13. Have each student research and identify a list of employers that will have opportunities for students with their own job interests. In that way, students can pursue opportunities with the specific employers that are of interest to them. In almost every case, students must chase employers not the reverse.

14. Help students identify the specific things that their target employers will need, want and expect of employment candidates. (Students are more attractive to their target employers when they have prepared for and addressed their needs, wants and expectations.)

15. Help students research, identify and retain lists of Job Banks, Search Firms and Web Sites that can be useful, as they conduct their searches for employment. Students with similar career directions can work together as a team and share their results. (Initial lists for students in every major should be available from Career Services.)

16. Coach and encourage students, as they execute their action plans. Every campus employee can help with this. In fact, everyone in the college community can help with this. However, college Alumni should be ideal for this aspect of job search preparation. That means that the college has to make a special effort to involve successful alumni in this process.

17. Work to build a larger and larger pool of employers that will provide part-time jobs, internships, co-op assignments, work-study programs and summer jobs for students in each and every major. Work experience and job performance are extremely important to interviewers and their hiring employers. Students with job-related work experience, highly rated job performance and solid work references will always attract attention from potential employers.

18. Work to build a larger and larger pool of respected employers that will visit the campus to recruit students. The goal should also be to find and invite a wide variety of employers so some will be interested in students with the less recruited majors. Many colleges are not good at finding employers that are interested in students from the less recruited majors. In fact, on every campus there will be students who don’t have even one campus interview.

19. Develop a long list of employment opportunities for graduating students in every major by requiring everyone who is in any way associated with their institution (College Leaders, Professors, Administrators, Hourly Employees, Students, Parents, Alumni, Suppliers, Vendors, Local Employers and Community Leaders) to use their networks to identify jobs that pay well and have a substantial employee benefits package.

20. Help students pay close attention to their job search preparation activities, job performance and accomplishments. Students must be prepared to compete for the better paying jobs with career potential.

Job offers are not won or lost during interviews. They are earned in the 2nd, 3rd and 4th years of college. As students get involved, participate, perform, lead and work, they can take advantage of opportunities to demonstrate their capabilities and add to their list of impressive accomplishments. The best candidates talk about their performance and offer examples during interviews.

21. As students enter their senior year, they should be given multiple opportunities to participate in mock interviews. They will need to practice presenting their selling points, successes and accomplishments. When students tell compelling stories about their college and work experiences and performance, employers will pay attention.

These suggestions will result in a new culture on campus. Students who land great jobs will speak highly of the college and will be better able and more likely to make donations. Furthermore, as high potential applicants learn about the employment successes of your students, they will want to attend your college.

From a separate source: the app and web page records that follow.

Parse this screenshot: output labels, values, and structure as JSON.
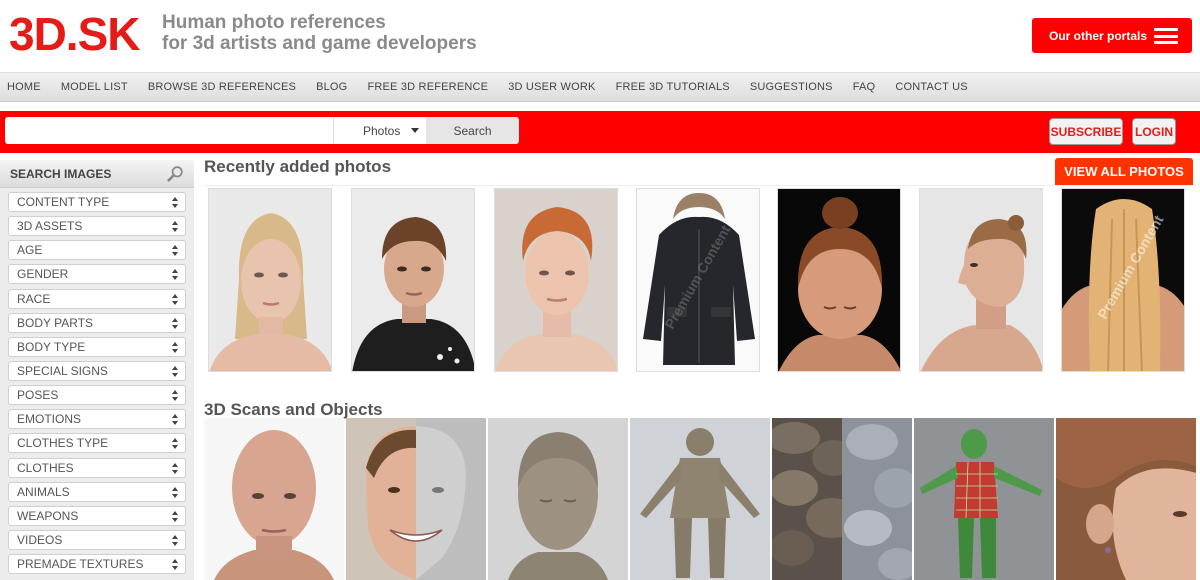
{
  "header": {
    "logo": "3D.SK",
    "tagline_line1": "Human photo references",
    "tagline_line2": "for 3d artists and game developers",
    "portals_label": "Our other portals"
  },
  "nav": {
    "items": [
      "HOME",
      "MODEL LIST",
      "BROWSE 3D REFERENCES",
      "BLOG",
      "FREE 3D REFERENCE",
      "3D USER WORK",
      "FREE 3D TUTORIALS",
      "SUGGESTIONS",
      "FAQ",
      "CONTACT US"
    ]
  },
  "search": {
    "placeholder": "",
    "select_value": "Photos",
    "button_label": "Search",
    "subscribe_label": "SUBSCRIBE",
    "login_label": "LOGIN"
  },
  "sidebar": {
    "title": "SEARCH IMAGES",
    "filters": [
      "CONTENT TYPE",
      "3D ASSETS",
      "AGE",
      "GENDER",
      "RACE",
      "BODY PARTS",
      "BODY TYPE",
      "SPECIAL SIGNS",
      "POSES",
      "EMOTIONS",
      "CLOTHES TYPE",
      "CLOTHES",
      "ANIMALS",
      "WEAPONS",
      "VIDEOS",
      "PREMADE TEXTURES"
    ]
  },
  "main": {
    "recent_title": "Recently added photos",
    "view_all_label": "VIEW ALL PHOTOS",
    "scans_title": "3D Scans and Objects",
    "watermark": "Premium Content"
  },
  "colors": {
    "brand_red": "#ff0000",
    "logo_red": "#e41b17",
    "view_all_orange": "#ff3300"
  }
}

Student employment success is a win-win for students and colleges alike. That’s why colleges should give more consideration to the efforts and services that will result in more and better jobs for their students.

Continue Reading